Exercise requirements
Working through the lines below, return each one that holds "label".

╭─ Information provided

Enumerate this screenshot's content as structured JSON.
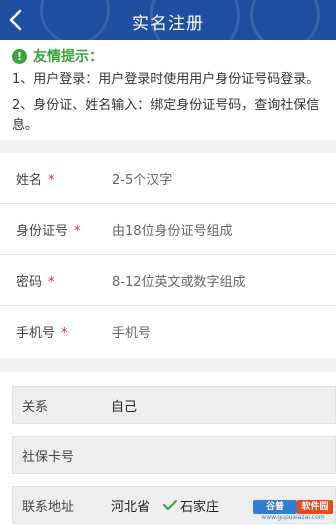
{
  "header": {
    "title": "实名注册",
    "back_icon": "chevron-left-icon"
  },
  "tips": {
    "icon": "info-icon",
    "heading": "友情提示：",
    "line1": "1、用户登录：用户登录时使用用户身份证号码登录。",
    "line2": "2、身份证、姓名输入：绑定身份证号码，查询社保信息。"
  },
  "form": {
    "name": {
      "label": "姓名",
      "required": "*",
      "placeholder": "2-5个汉字"
    },
    "id_number": {
      "label": "身份证号",
      "required": "*",
      "placeholder": "由18位身份证号组成"
    },
    "password": {
      "label": "密码",
      "required": "*",
      "placeholder": "8-12位英文或数字组成"
    },
    "phone": {
      "label": "手机号",
      "required": "*",
      "placeholder": "手机号"
    }
  },
  "extra": {
    "relation": {
      "label": "关系",
      "value": "自己"
    },
    "social_card": {
      "label": "社保卡号",
      "value": ""
    },
    "address": {
      "label": "联系地址",
      "province": "河北省",
      "city": "石家庄"
    }
  },
  "watermark": {
    "brand_a": "谷普",
    "brand_b": "软件园",
    "url": "www.gupuxiazai.com"
  },
  "colors": {
    "header": "#1e4fa1",
    "tip_green": "#3aa43a",
    "required_red": "#d9322b"
  }
}
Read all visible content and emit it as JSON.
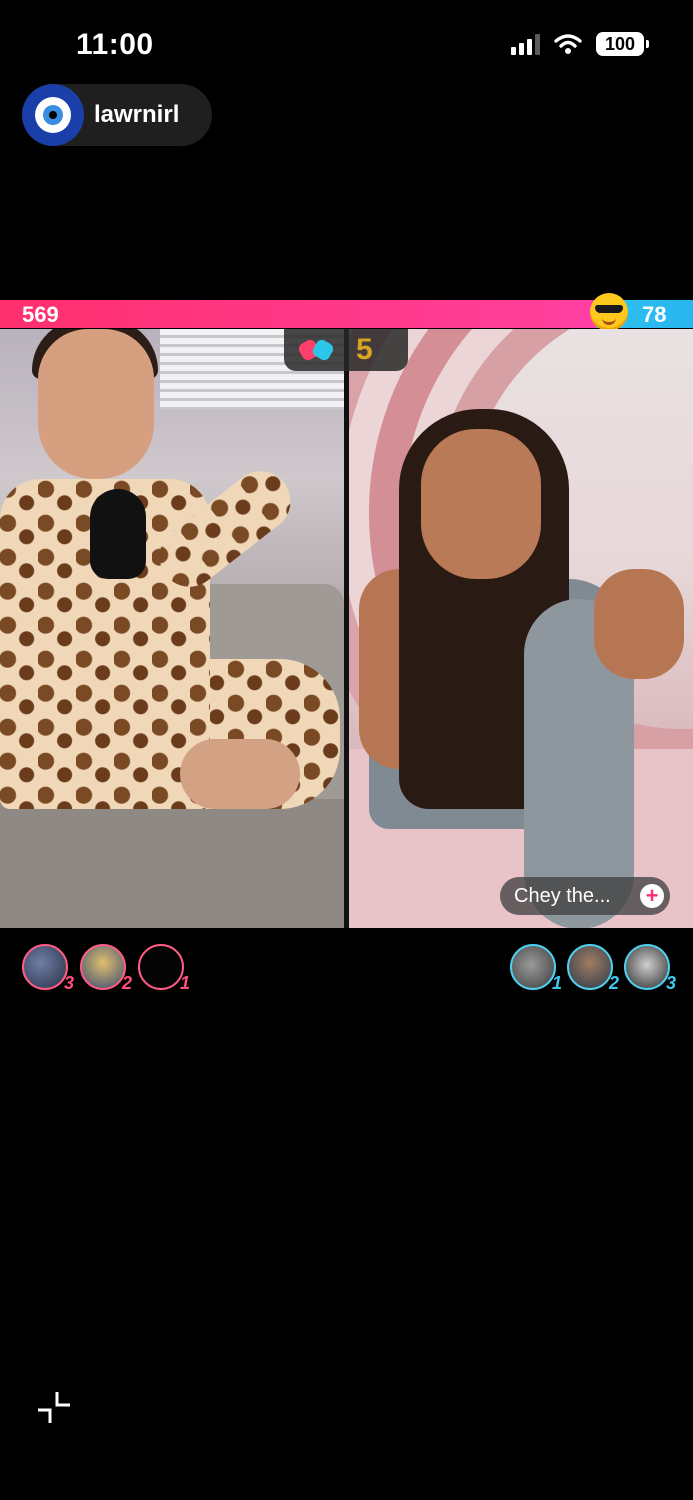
{
  "status_bar": {
    "time": "11:00",
    "battery": "100",
    "signal_icon": "signal-bars-icon",
    "wifi_icon": "wifi-icon"
  },
  "host": {
    "username": "lawrnirl",
    "avatar_icon": "evil-eye-avatar"
  },
  "battle": {
    "left_score": "569",
    "right_score": "78",
    "right_badge_icon": "sunglasses-emoji-icon",
    "match_icon": "boxing-gloves-icon",
    "match_count": "5",
    "colors": {
      "left": "#ff2f6e",
      "right": "#2fc1ef"
    }
  },
  "right_panel": {
    "name_pill": "Chey the...",
    "follow_icon": "plus-icon"
  },
  "left_gifters": [
    {
      "rank": "3"
    },
    {
      "rank": "2"
    },
    {
      "rank": "1"
    }
  ],
  "right_gifters": [
    {
      "rank": "1"
    },
    {
      "rank": "2"
    },
    {
      "rank": "3"
    }
  ],
  "controls": {
    "minimize_icon": "minimize-icon"
  }
}
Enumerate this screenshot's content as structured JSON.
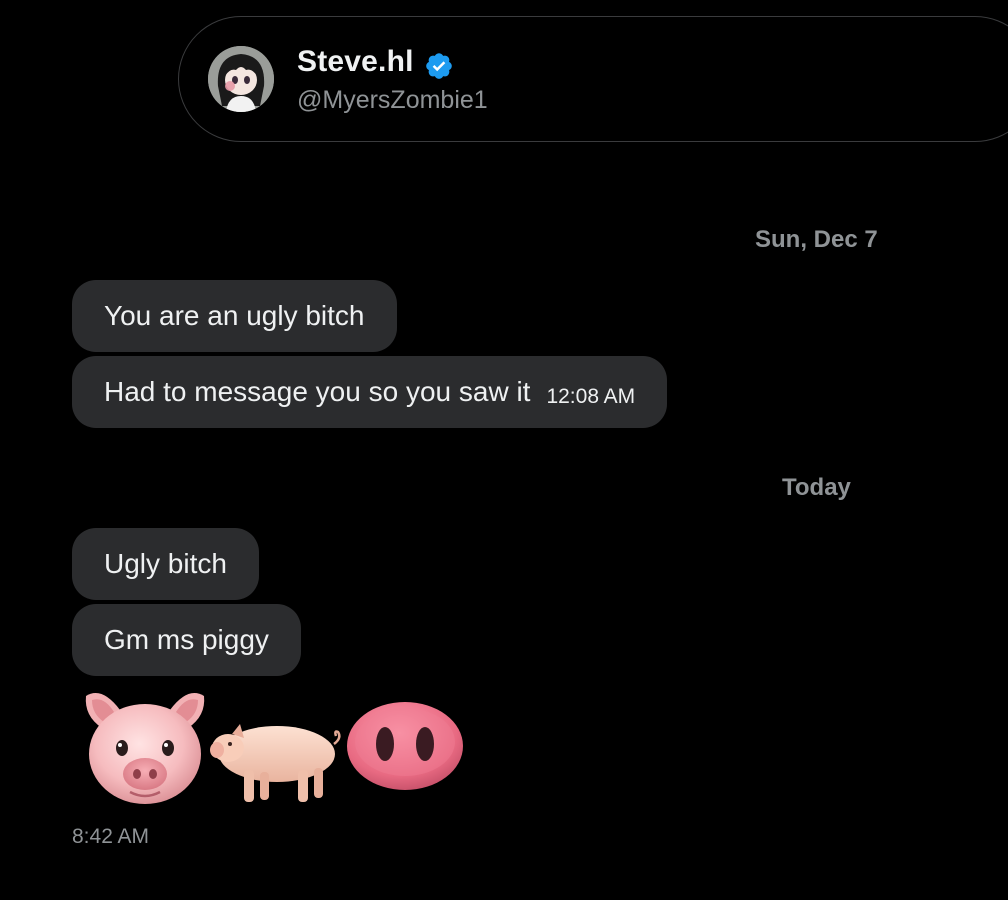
{
  "header": {
    "name": "Steve.hl",
    "handle": "@MyersZombie1",
    "verified_color": "#1d9bf0"
  },
  "thread": {
    "date_1": "Sun, Dec 7",
    "messages_1": [
      {
        "text": "You are an ugly bitch"
      },
      {
        "text": "Had to message you so you saw it",
        "time": "12:08 AM"
      }
    ],
    "date_2": "Today",
    "messages_2": [
      {
        "text": "Ugly bitch"
      },
      {
        "text": "Gm ms piggy"
      }
    ],
    "emoji_message": [
      "pig-face-emoji",
      "pig-emoji",
      "pig-nose-emoji"
    ],
    "emoji_time": "8:42 AM"
  },
  "colors": {
    "background": "#000000",
    "bubble": "#2b2c2e",
    "muted_text": "#8f9396"
  }
}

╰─

Answer box
      "label": "姓名",
      "label": "身份证号",
      "label": "密码",
      "label": "手机号",
      "label": "关系",
      "label": "社保卡号",
      "label": "联系地址",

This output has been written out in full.